RECORDS TO USE below:

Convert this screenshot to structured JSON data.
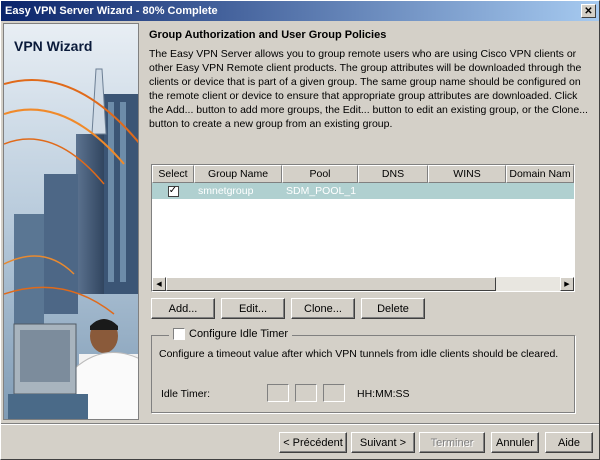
{
  "window": {
    "title": "Easy VPN Server Wizard - 80% Complete",
    "close_glyph": "✕"
  },
  "sidebar": {
    "label": "VPN Wizard"
  },
  "page": {
    "section_title": "Group Authorization and User Group Policies",
    "description": "The Easy VPN Server allows you to group remote users who are using Cisco VPN clients or other Easy VPN Remote client products. The group attributes will be downloaded through the clients or device that is part of a given group. The same group name should be configured on the remote client or device to ensure that appropriate group attributes are downloaded. Click the Add... button to add more groups, the Edit... button to edit an existing group, or the Clone... button to create a new group from an existing group."
  },
  "table": {
    "columns": [
      "Select",
      "Group Name",
      "Pool",
      "DNS",
      "WINS",
      "Domain Nam"
    ],
    "rows": [
      {
        "select_glyph": "✓",
        "group_name": "smnetgroup",
        "pool": "SDM_POOL_1",
        "dns": "",
        "wins": "",
        "domain": ""
      }
    ]
  },
  "table_buttons": {
    "add": "Add...",
    "edit": "Edit...",
    "clone": "Clone...",
    "delete": "Delete"
  },
  "idle_timer": {
    "checkbox_label": "Configure Idle Timer",
    "description": "Configure a timeout value after which VPN tunnels from idle clients should be cleared.",
    "field_label": "Idle Timer:",
    "format": "HH:MM:SS"
  },
  "footer": {
    "previous": "< Précédent",
    "next": "Suivant >",
    "finish": "Terminer",
    "cancel": "Annuler",
    "help": "Aide"
  },
  "scroll": {
    "left_glyph": "◀",
    "right_glyph": "▶"
  }
}
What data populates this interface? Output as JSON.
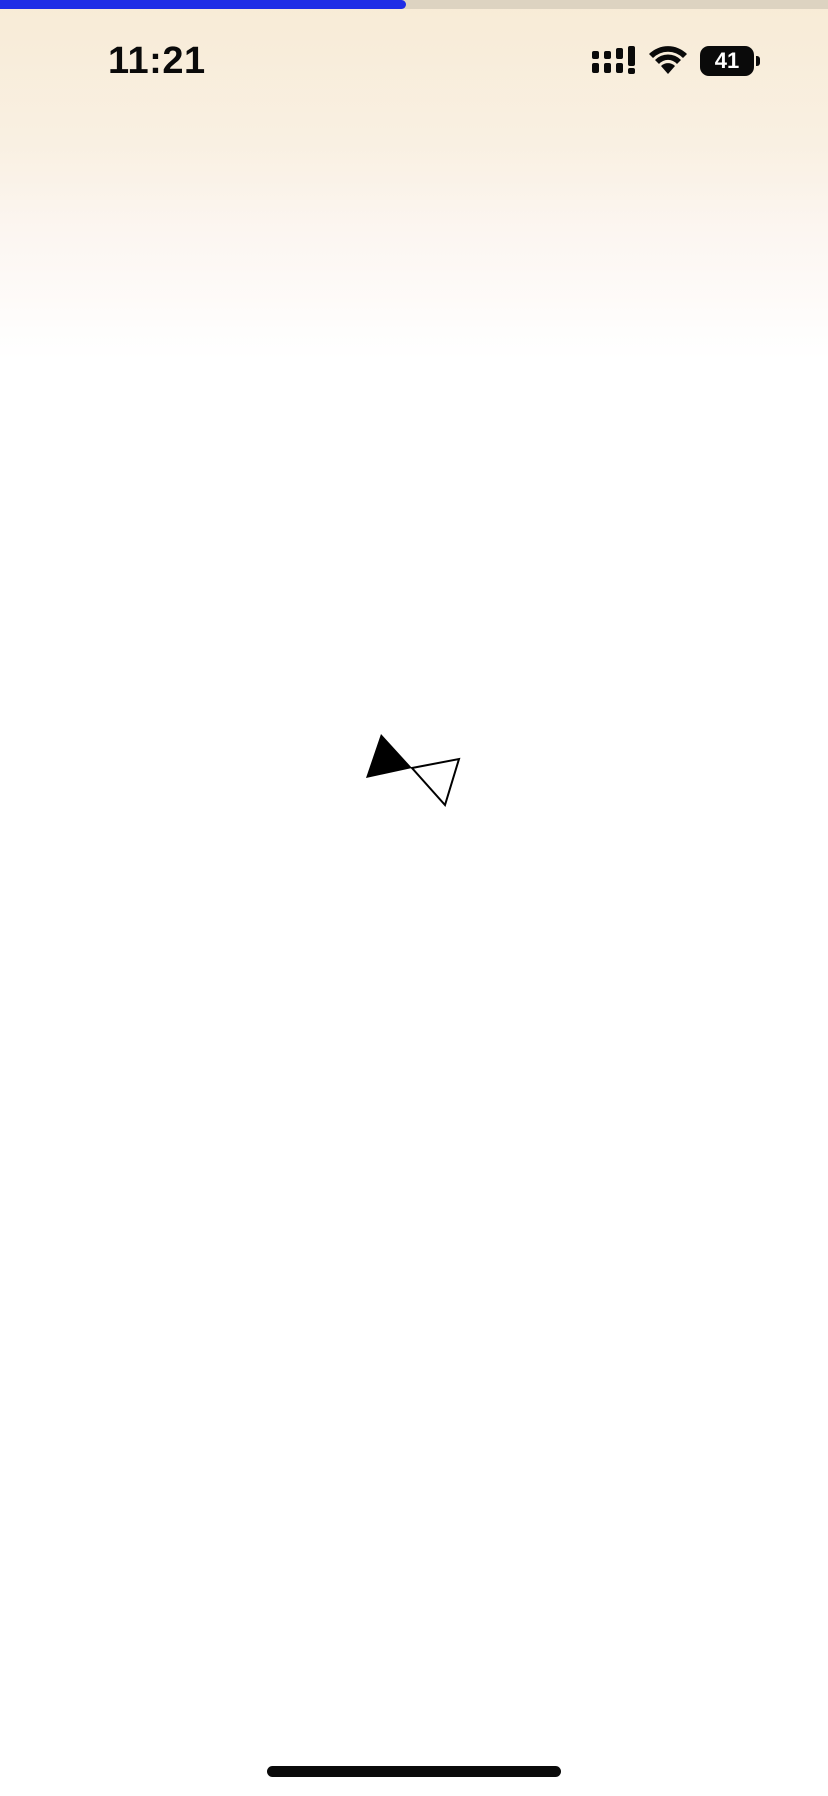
{
  "progress": {
    "fraction": 0.49,
    "fill_color": "#1f2de6",
    "track_color": "#ddd3c1"
  },
  "status_bar": {
    "time": "11:21",
    "battery_level": "41",
    "icons": [
      "signal-icon",
      "wifi-icon",
      "battery-icon"
    ]
  },
  "loader": {
    "icon": "bowtie-loading-icon",
    "colors": {
      "filled": "#000000",
      "outline": "#000000"
    }
  },
  "colors": {
    "gradient_top": "#f8ebd6",
    "background": "#ffffff"
  }
}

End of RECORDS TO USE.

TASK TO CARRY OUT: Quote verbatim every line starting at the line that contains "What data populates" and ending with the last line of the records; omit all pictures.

ANSWER BELOW:
What data populates this interface? Output as JSON.
{
  "progress": {
    "fraction": 0.49,
    "fill_color": "#1f2de6",
    "track_color": "#ddd3c1"
  },
  "status_bar": {
    "time": "11:21",
    "battery_level": "41",
    "icons": [
      "signal-icon",
      "wifi-icon",
      "battery-icon"
    ]
  },
  "loader": {
    "icon": "bowtie-loading-icon",
    "colors": {
      "filled": "#000000",
      "outline": "#000000"
    }
  },
  "colors": {
    "gradient_top": "#f8ebd6",
    "background": "#ffffff"
  }
}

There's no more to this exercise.